* Provided records:
________

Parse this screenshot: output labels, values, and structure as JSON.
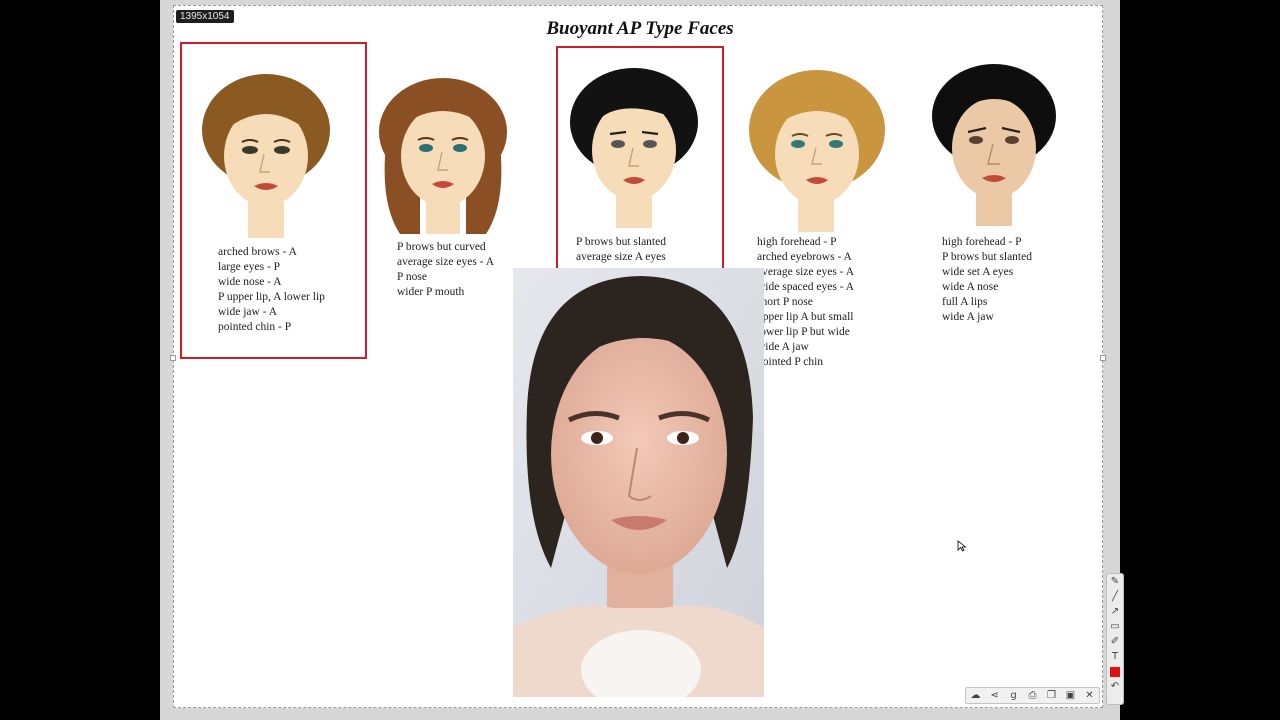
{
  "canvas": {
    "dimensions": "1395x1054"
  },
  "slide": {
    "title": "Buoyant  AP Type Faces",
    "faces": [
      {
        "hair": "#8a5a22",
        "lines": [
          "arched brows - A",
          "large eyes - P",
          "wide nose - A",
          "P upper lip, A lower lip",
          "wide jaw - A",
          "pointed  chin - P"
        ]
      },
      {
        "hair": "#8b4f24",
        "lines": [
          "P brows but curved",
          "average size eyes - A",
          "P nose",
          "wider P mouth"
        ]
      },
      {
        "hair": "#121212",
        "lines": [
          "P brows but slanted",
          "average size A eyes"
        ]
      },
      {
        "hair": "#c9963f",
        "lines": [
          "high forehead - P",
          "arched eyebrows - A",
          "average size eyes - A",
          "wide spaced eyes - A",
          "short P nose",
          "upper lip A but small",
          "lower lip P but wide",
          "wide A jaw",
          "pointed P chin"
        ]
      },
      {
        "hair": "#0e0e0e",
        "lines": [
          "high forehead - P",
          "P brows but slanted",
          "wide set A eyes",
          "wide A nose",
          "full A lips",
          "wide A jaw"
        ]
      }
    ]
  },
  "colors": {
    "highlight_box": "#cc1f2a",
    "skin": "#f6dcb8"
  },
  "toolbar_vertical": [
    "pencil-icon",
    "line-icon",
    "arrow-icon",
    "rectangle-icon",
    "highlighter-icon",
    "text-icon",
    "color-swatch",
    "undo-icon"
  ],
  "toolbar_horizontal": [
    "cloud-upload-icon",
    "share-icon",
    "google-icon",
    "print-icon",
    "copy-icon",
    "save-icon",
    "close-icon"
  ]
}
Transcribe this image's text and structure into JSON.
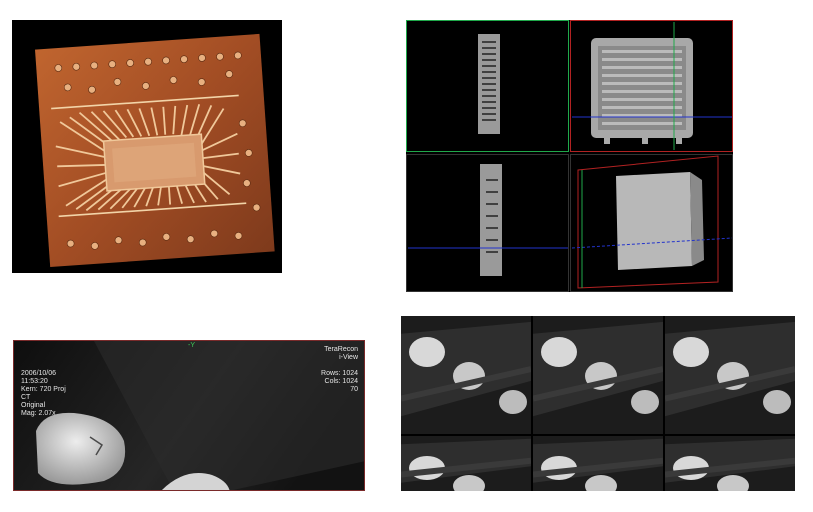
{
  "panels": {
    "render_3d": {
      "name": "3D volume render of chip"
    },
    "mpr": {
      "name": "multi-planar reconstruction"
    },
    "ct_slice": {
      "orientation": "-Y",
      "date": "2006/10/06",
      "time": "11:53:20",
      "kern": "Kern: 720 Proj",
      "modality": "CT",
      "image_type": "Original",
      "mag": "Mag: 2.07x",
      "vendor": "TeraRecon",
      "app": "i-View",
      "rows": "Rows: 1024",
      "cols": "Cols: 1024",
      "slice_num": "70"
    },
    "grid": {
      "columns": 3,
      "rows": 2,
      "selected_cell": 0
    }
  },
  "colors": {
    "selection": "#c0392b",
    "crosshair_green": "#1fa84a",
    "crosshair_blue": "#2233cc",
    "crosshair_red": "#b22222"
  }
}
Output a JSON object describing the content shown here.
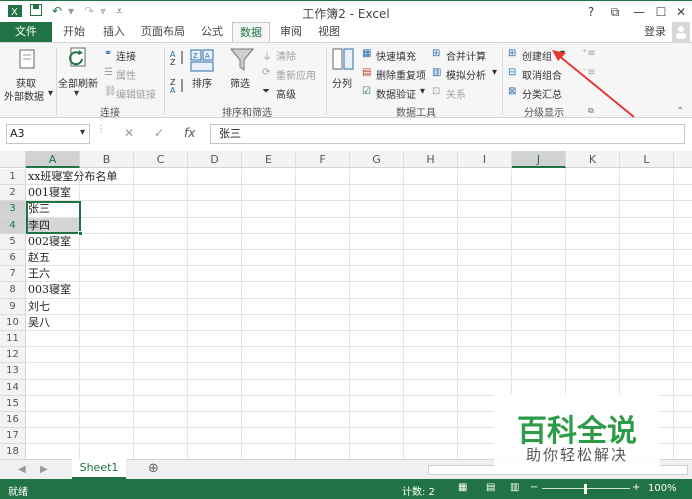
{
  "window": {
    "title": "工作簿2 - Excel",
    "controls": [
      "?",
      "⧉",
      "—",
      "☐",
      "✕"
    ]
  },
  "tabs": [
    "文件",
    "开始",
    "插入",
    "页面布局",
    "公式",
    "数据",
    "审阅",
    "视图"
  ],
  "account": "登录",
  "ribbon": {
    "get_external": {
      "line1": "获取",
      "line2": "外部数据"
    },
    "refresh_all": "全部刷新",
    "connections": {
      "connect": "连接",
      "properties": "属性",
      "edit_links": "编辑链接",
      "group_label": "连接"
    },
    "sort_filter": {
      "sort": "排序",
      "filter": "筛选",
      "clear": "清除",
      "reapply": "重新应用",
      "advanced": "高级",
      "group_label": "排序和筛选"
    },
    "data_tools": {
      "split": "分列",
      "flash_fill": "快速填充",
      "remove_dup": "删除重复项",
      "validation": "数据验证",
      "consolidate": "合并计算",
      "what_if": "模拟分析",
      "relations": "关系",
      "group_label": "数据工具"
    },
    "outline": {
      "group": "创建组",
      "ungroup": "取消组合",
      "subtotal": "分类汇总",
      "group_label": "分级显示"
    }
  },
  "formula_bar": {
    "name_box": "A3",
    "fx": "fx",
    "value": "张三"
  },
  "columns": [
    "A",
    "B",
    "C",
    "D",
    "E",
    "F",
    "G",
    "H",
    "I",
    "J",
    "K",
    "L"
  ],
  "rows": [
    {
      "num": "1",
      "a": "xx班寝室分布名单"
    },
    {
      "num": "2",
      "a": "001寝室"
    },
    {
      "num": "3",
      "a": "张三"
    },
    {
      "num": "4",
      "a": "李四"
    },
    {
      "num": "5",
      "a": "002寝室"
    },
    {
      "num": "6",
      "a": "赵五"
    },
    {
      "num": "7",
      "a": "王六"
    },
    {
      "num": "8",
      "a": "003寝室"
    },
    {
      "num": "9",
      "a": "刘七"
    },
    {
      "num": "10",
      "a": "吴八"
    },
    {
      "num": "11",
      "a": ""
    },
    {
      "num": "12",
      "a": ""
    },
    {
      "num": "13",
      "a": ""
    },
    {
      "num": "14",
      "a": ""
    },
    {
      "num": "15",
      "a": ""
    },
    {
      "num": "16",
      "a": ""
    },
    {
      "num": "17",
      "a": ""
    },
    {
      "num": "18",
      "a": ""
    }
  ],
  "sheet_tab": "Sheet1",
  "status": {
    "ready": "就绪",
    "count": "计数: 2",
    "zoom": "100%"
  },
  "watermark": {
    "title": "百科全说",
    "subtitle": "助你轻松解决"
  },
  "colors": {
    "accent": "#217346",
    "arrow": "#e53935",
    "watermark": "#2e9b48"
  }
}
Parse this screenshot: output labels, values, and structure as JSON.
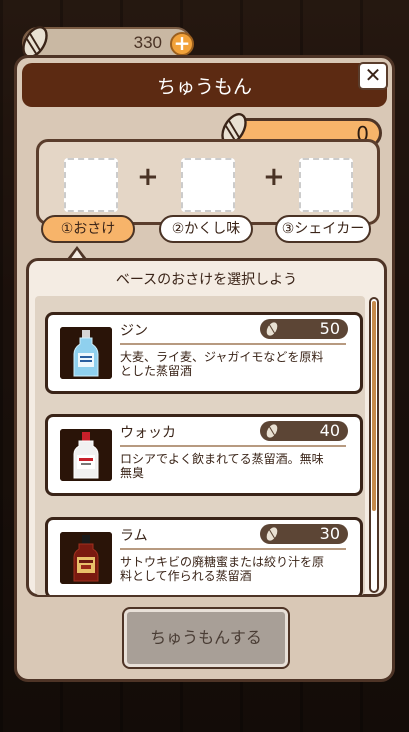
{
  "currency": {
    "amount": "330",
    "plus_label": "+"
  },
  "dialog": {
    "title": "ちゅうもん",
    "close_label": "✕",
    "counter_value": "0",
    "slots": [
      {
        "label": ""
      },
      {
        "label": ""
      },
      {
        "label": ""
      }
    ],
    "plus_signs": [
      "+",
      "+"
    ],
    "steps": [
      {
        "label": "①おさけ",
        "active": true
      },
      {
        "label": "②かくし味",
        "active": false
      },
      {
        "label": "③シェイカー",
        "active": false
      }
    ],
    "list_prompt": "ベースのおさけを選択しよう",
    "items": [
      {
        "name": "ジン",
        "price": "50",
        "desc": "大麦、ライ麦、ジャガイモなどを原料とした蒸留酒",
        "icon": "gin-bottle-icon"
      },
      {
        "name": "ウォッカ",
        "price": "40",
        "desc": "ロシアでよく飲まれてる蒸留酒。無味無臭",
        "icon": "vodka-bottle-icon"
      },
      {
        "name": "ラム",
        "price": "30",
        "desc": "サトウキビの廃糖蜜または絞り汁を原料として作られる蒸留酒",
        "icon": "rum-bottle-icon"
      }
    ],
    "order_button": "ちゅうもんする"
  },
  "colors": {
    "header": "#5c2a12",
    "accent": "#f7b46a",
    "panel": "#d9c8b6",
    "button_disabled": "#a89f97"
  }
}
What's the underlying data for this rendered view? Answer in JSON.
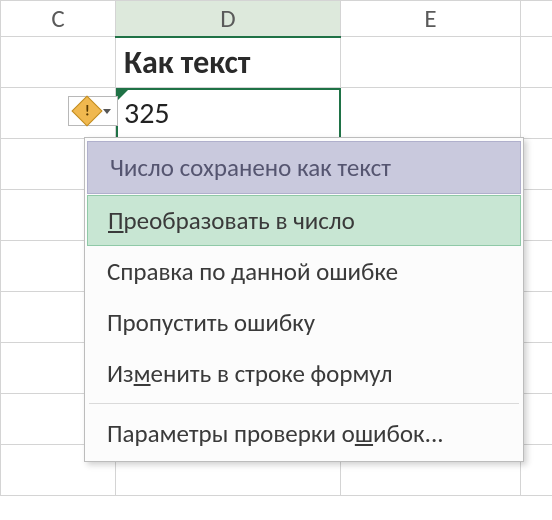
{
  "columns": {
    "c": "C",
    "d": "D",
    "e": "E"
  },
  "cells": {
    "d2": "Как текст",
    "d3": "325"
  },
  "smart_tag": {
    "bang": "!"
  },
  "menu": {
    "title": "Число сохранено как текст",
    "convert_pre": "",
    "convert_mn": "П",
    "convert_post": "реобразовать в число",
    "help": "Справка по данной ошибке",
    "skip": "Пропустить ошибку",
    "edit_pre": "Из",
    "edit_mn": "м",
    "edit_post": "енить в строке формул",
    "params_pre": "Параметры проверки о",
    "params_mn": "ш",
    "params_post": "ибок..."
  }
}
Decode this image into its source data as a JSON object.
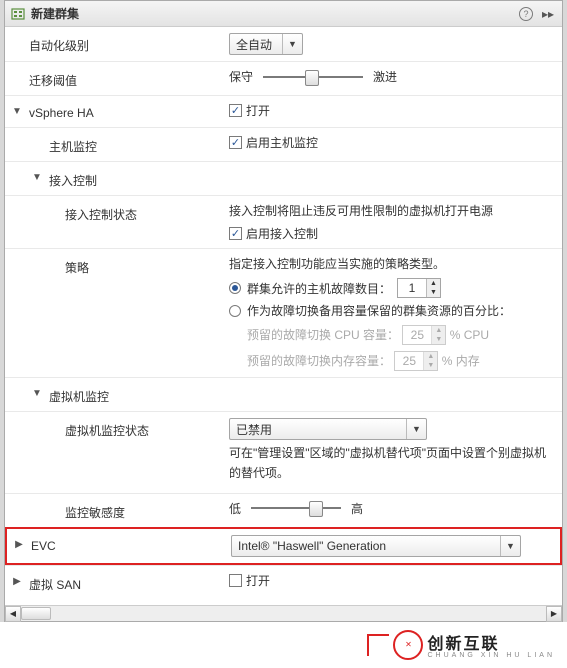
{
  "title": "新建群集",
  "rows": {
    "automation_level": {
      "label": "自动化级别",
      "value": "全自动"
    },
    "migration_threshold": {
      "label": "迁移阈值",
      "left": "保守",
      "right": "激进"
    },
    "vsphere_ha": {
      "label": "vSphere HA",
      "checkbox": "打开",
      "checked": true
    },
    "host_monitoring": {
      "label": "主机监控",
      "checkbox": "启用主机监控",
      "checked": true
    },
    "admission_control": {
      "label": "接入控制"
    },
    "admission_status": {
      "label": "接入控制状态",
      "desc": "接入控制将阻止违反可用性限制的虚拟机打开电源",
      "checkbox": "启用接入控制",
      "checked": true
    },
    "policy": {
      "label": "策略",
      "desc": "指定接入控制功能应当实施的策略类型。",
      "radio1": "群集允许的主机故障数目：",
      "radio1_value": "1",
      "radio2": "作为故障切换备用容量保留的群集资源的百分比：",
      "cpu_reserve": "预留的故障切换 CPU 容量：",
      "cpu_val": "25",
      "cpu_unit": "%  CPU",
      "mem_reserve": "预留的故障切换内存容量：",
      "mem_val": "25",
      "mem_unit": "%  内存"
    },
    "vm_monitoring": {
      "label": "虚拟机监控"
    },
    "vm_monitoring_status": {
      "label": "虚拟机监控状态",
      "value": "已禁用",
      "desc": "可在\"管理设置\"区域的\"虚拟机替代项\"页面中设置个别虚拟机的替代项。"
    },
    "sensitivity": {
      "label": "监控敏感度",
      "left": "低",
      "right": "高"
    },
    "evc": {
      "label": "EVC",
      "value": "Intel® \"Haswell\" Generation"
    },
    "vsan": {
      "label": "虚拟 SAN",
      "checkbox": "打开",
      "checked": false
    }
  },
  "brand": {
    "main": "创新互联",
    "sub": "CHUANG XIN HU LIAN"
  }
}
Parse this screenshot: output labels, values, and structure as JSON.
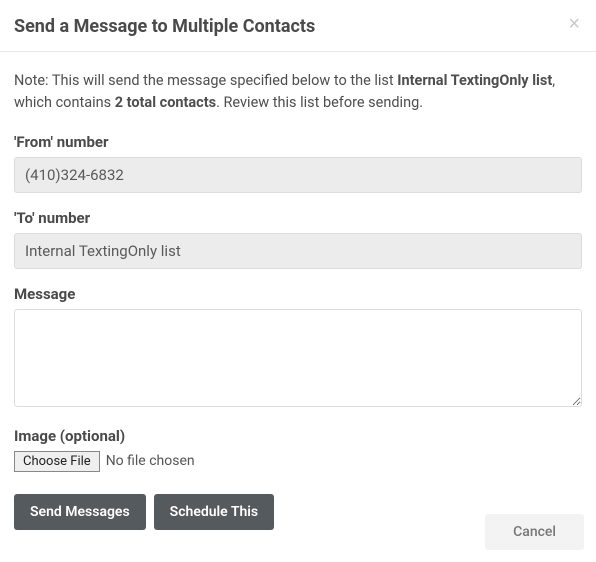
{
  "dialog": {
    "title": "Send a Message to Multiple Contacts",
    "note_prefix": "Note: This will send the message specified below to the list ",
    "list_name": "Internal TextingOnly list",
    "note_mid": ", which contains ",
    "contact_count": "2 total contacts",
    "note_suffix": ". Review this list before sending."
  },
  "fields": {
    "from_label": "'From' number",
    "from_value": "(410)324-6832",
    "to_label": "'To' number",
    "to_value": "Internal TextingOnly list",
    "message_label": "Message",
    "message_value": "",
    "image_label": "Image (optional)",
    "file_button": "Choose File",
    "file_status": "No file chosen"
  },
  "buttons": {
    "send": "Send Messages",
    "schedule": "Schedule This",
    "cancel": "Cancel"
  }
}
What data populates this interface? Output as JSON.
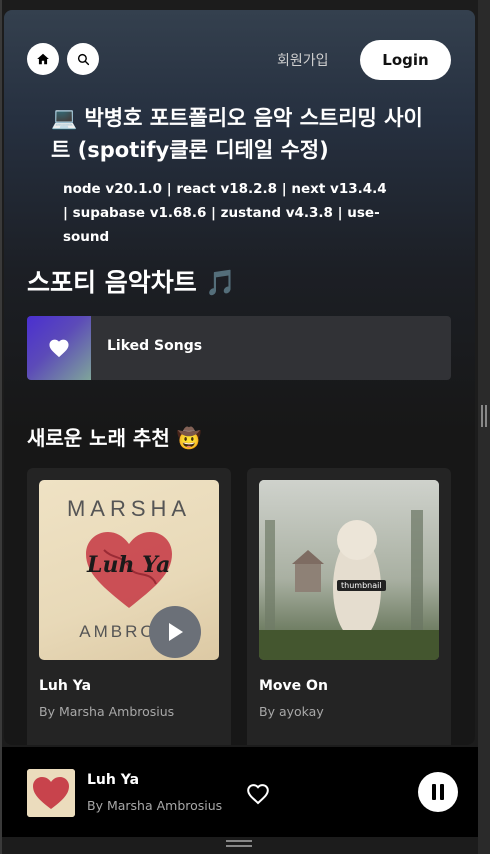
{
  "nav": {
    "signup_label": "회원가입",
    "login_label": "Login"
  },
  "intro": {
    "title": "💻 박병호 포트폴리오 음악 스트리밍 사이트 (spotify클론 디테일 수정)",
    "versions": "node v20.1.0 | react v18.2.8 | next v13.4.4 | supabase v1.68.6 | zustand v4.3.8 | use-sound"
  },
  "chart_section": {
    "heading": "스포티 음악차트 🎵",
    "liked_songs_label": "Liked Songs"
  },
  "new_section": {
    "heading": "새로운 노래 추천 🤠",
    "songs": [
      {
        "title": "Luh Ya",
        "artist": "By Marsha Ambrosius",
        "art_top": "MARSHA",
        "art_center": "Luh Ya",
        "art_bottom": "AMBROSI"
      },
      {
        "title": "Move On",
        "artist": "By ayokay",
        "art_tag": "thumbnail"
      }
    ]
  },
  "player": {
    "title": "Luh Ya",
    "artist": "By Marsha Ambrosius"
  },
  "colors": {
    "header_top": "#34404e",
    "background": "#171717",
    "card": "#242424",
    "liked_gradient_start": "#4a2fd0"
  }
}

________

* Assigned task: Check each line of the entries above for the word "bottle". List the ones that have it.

* Exercise response:
        "icon": "gin-bottle-icon"
        "icon": "vodka-bottle-icon"
        "icon": "rum-bottle-icon"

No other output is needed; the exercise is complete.